[EXERCISE REQUIREMENTS] Review the listing and copy each line that holds the word "Choose".

^^^^^^^^

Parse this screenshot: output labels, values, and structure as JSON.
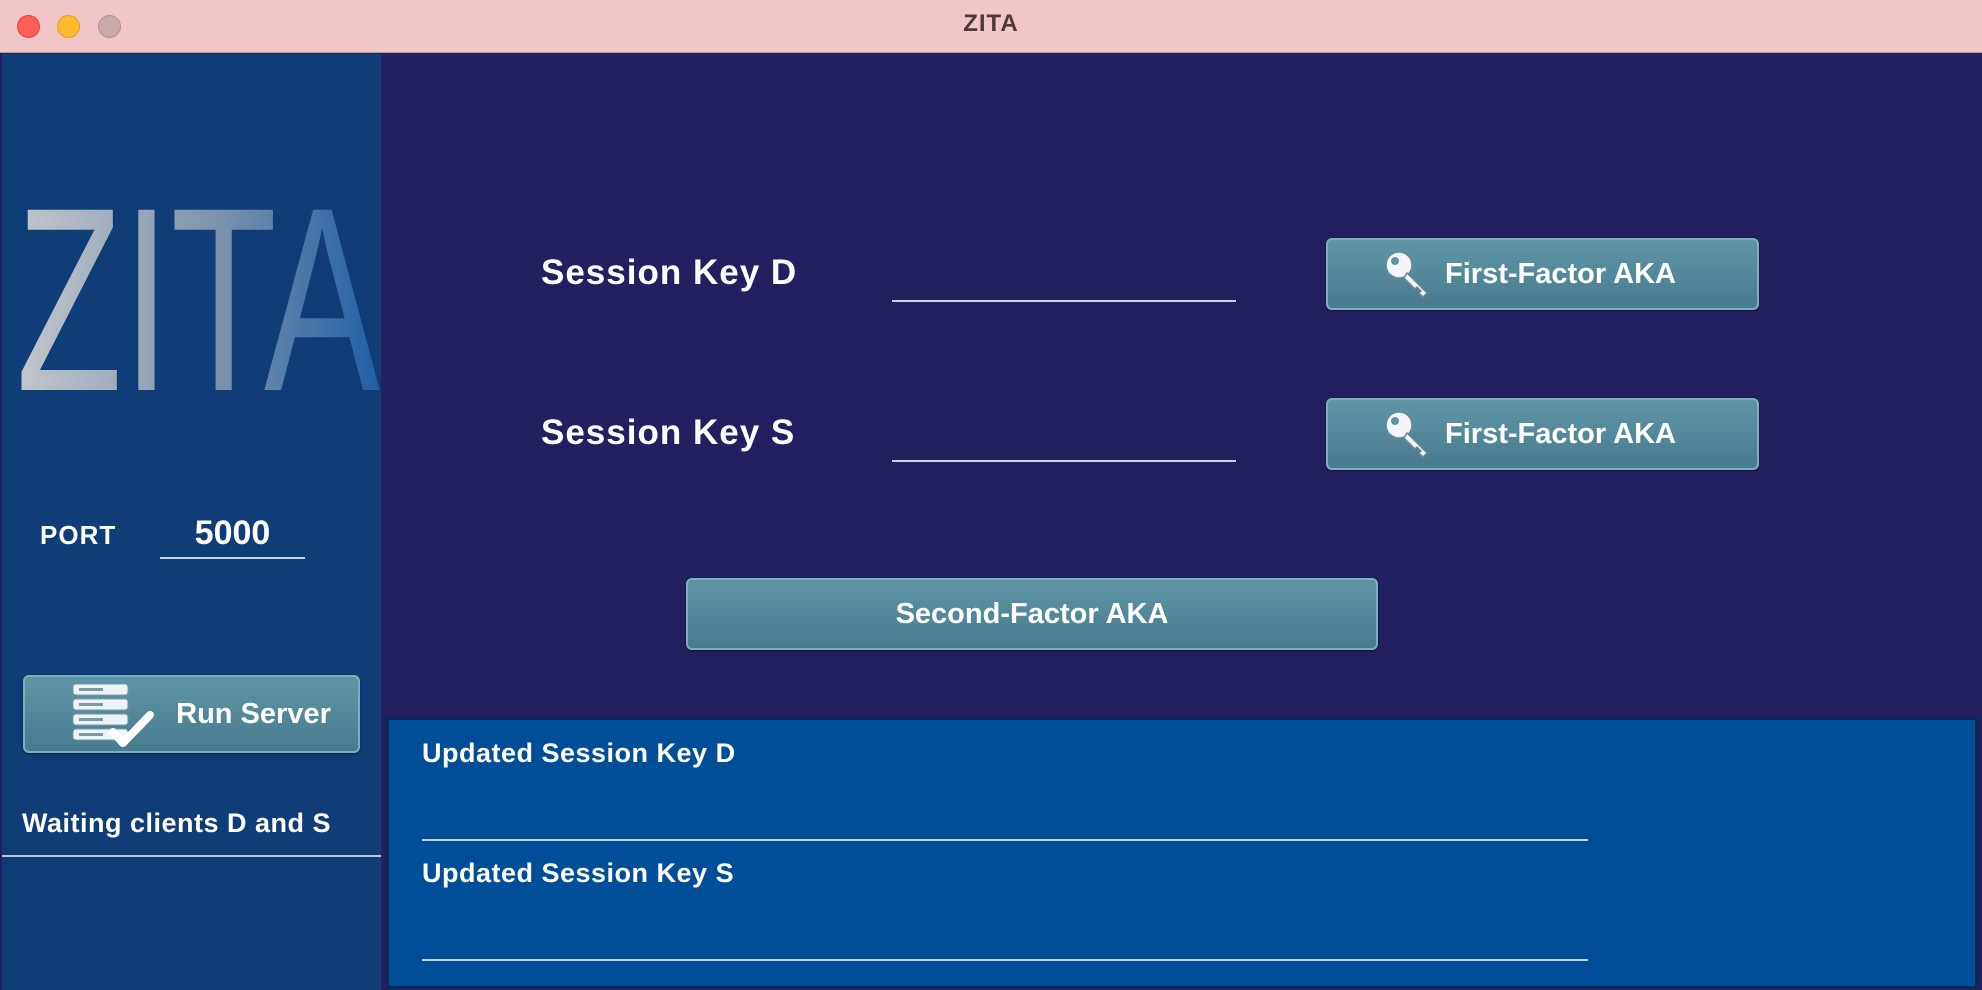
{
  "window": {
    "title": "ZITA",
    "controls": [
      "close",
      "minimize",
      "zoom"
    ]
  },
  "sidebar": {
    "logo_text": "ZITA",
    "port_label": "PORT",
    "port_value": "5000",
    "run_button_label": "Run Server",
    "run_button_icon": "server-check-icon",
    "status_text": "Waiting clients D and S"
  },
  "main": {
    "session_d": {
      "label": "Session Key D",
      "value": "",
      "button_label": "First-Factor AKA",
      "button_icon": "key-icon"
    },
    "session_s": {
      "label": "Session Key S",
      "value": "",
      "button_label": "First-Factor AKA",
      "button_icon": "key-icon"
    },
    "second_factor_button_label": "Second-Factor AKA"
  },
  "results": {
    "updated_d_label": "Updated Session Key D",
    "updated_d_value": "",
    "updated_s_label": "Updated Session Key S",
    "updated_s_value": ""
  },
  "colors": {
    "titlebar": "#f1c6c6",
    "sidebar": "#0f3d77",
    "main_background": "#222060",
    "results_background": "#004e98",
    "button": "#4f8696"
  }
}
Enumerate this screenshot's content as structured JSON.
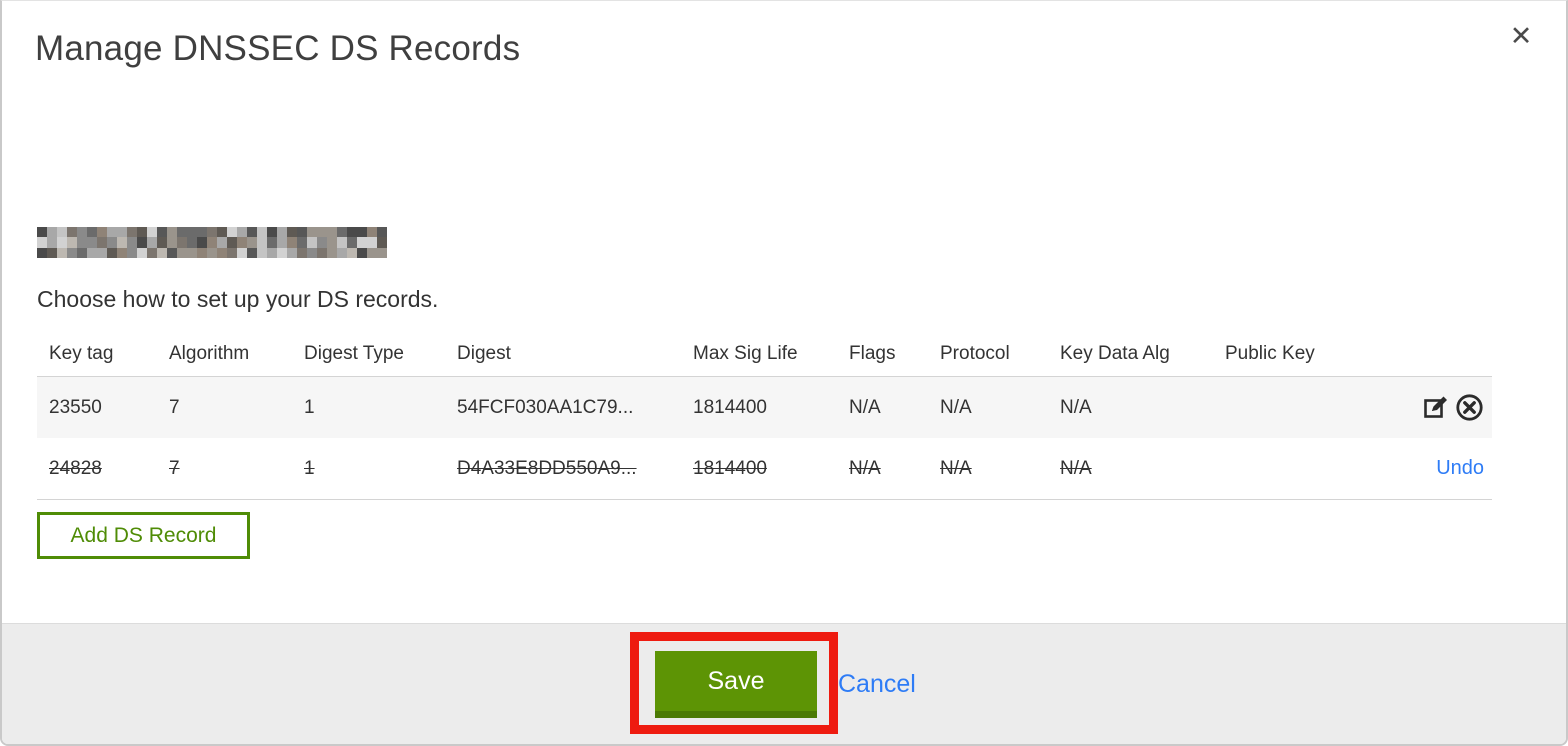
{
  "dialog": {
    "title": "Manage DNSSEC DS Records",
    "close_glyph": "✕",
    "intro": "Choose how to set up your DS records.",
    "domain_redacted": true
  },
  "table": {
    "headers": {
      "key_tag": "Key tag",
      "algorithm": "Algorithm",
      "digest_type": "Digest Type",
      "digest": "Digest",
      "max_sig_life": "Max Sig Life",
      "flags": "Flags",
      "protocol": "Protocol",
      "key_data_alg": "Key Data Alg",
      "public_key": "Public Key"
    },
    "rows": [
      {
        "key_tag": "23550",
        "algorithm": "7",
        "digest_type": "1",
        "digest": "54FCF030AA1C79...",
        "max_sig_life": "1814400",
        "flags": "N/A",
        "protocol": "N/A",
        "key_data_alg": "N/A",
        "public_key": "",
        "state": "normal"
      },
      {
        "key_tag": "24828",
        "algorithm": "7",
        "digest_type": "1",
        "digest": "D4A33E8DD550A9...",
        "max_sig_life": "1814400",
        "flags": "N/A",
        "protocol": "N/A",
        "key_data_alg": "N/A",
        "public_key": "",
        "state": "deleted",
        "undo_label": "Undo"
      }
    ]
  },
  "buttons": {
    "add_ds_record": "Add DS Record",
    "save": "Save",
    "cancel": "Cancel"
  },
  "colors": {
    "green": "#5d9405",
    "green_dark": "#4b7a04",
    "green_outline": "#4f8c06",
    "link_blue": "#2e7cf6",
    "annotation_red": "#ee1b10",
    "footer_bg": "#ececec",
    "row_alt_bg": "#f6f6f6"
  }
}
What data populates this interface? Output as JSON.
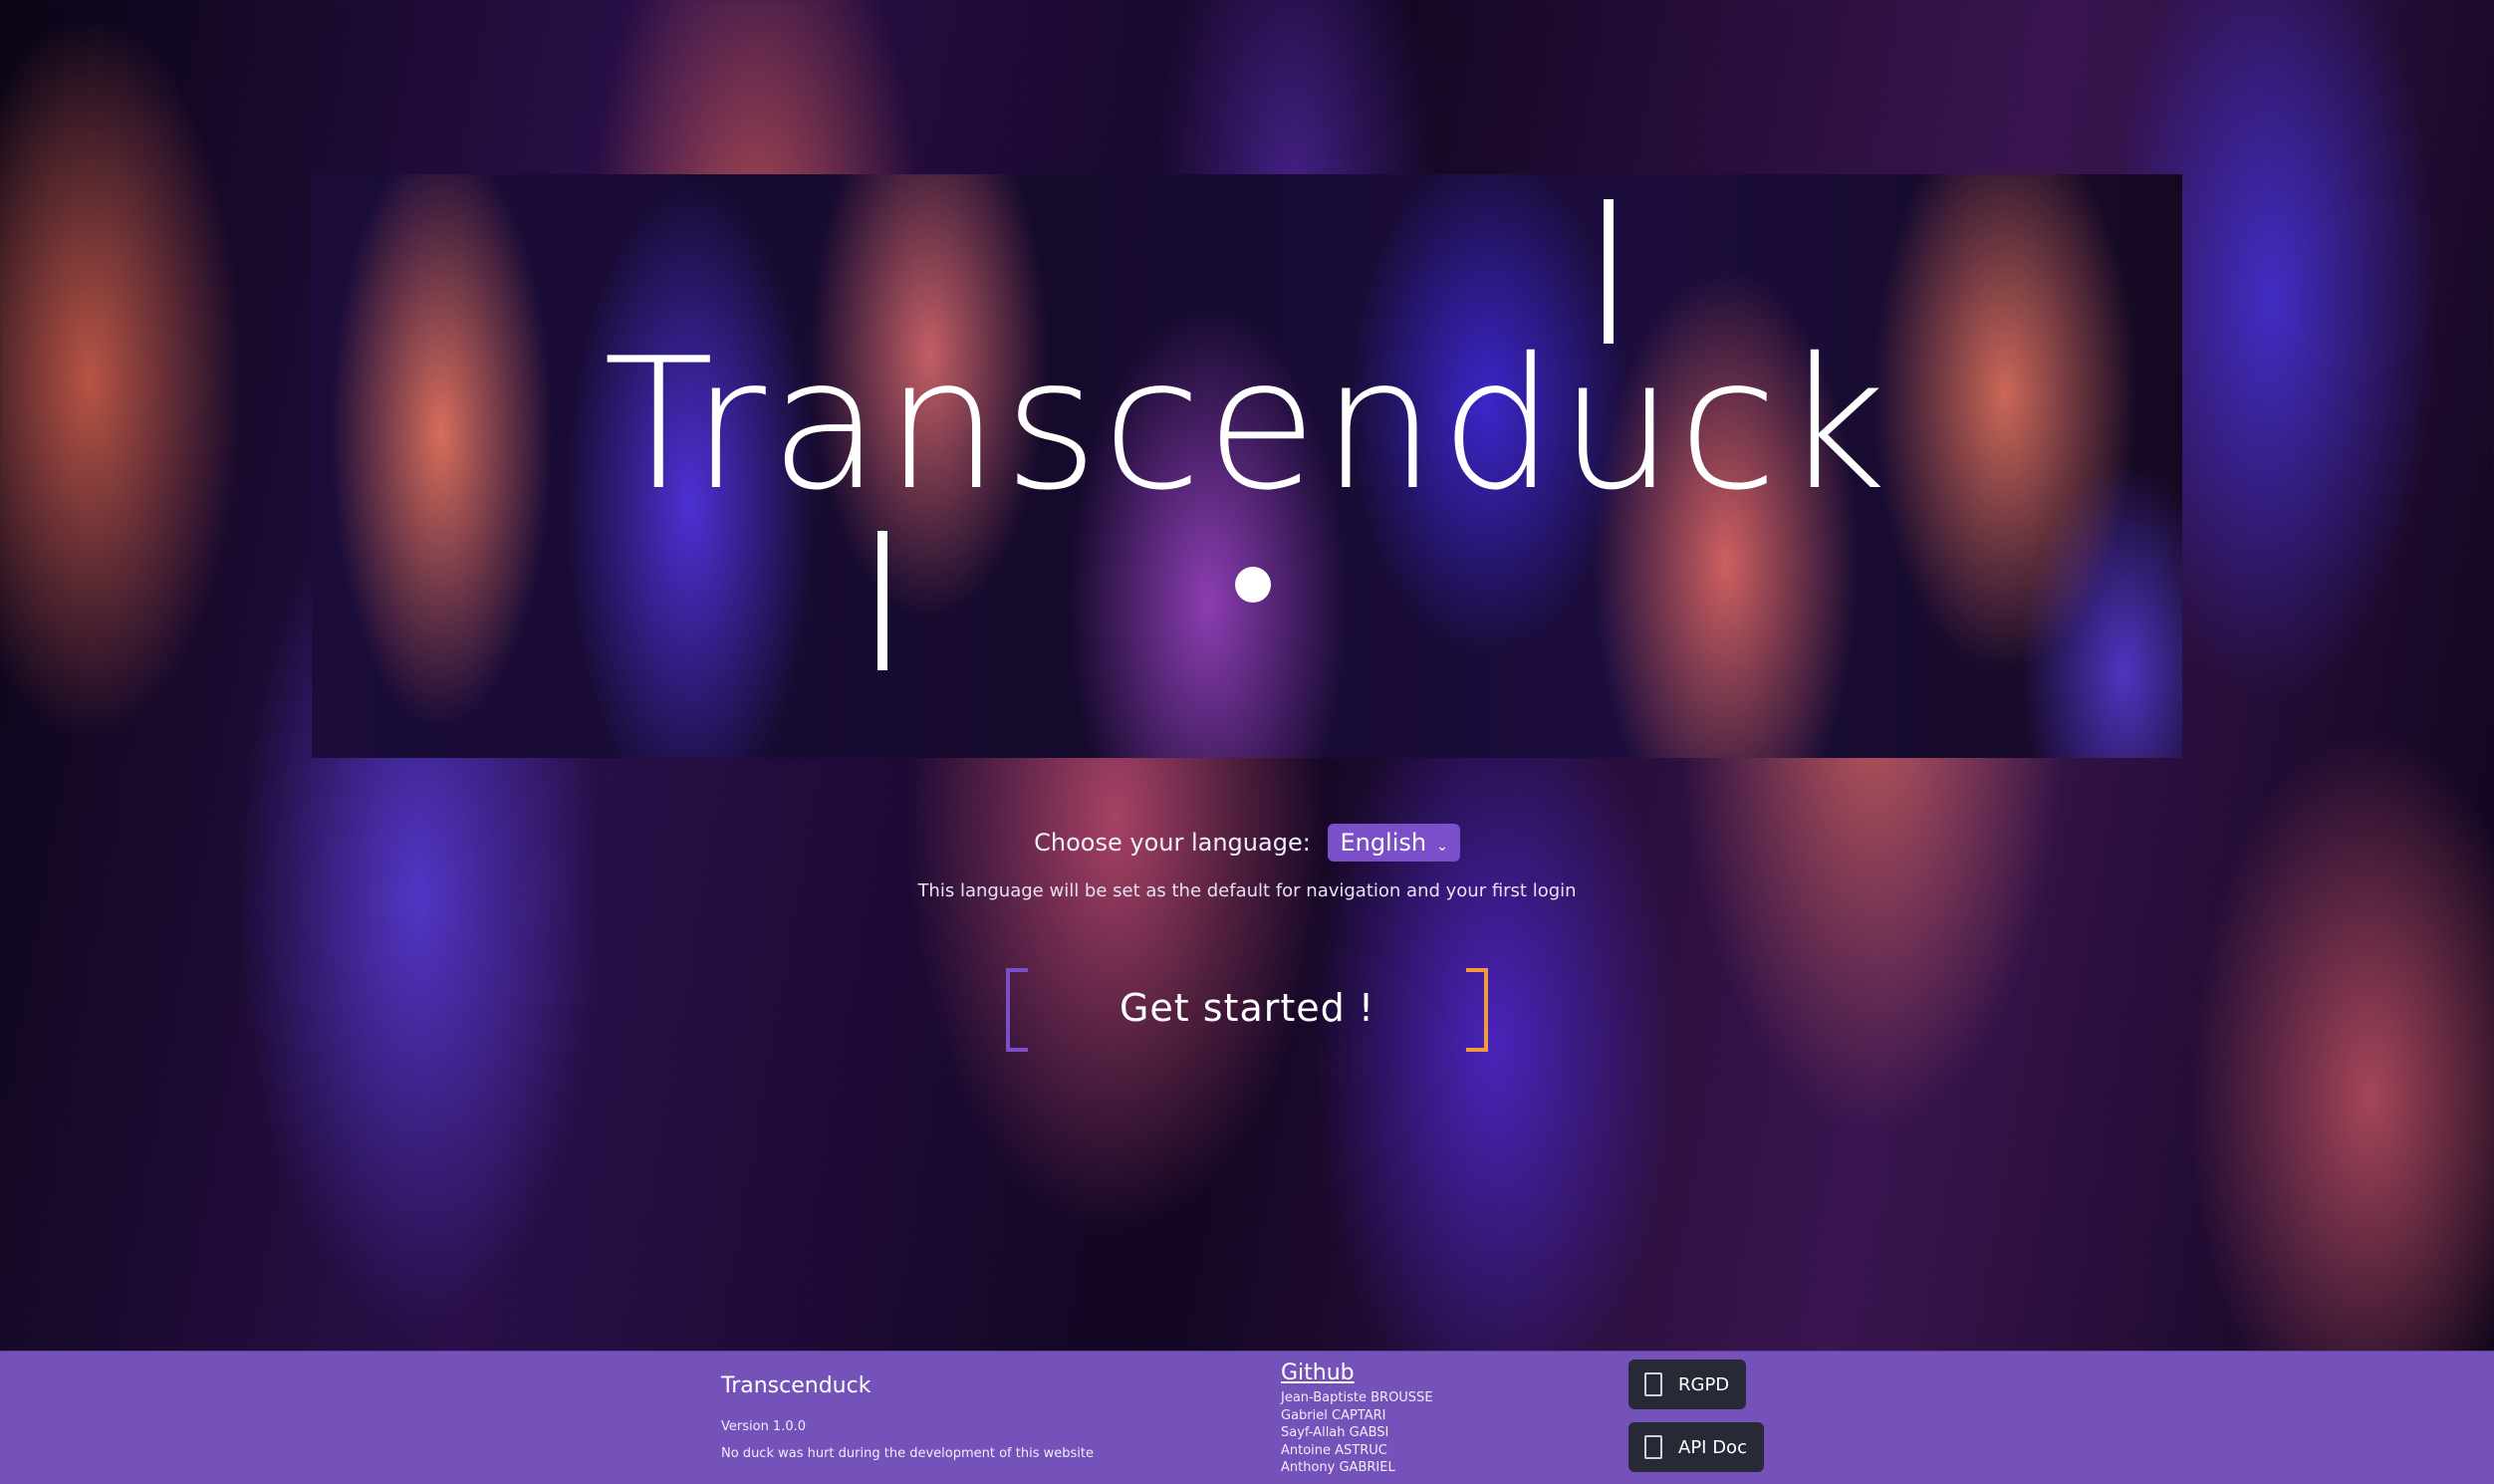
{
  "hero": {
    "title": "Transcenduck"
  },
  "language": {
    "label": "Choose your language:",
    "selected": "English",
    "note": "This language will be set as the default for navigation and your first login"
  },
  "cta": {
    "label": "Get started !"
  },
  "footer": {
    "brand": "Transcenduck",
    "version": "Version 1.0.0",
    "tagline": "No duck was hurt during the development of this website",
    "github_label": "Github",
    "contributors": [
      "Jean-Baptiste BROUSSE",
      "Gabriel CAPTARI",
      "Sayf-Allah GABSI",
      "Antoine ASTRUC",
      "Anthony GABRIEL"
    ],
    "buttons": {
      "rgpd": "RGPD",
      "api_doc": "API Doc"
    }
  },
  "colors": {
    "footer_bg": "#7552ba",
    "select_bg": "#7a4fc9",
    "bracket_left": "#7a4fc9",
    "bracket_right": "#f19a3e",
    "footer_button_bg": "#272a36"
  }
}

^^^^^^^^

[TASK RESPONSE]
    "intro": "Choose how to set up your DS records.",
    "label": "Choose your language:",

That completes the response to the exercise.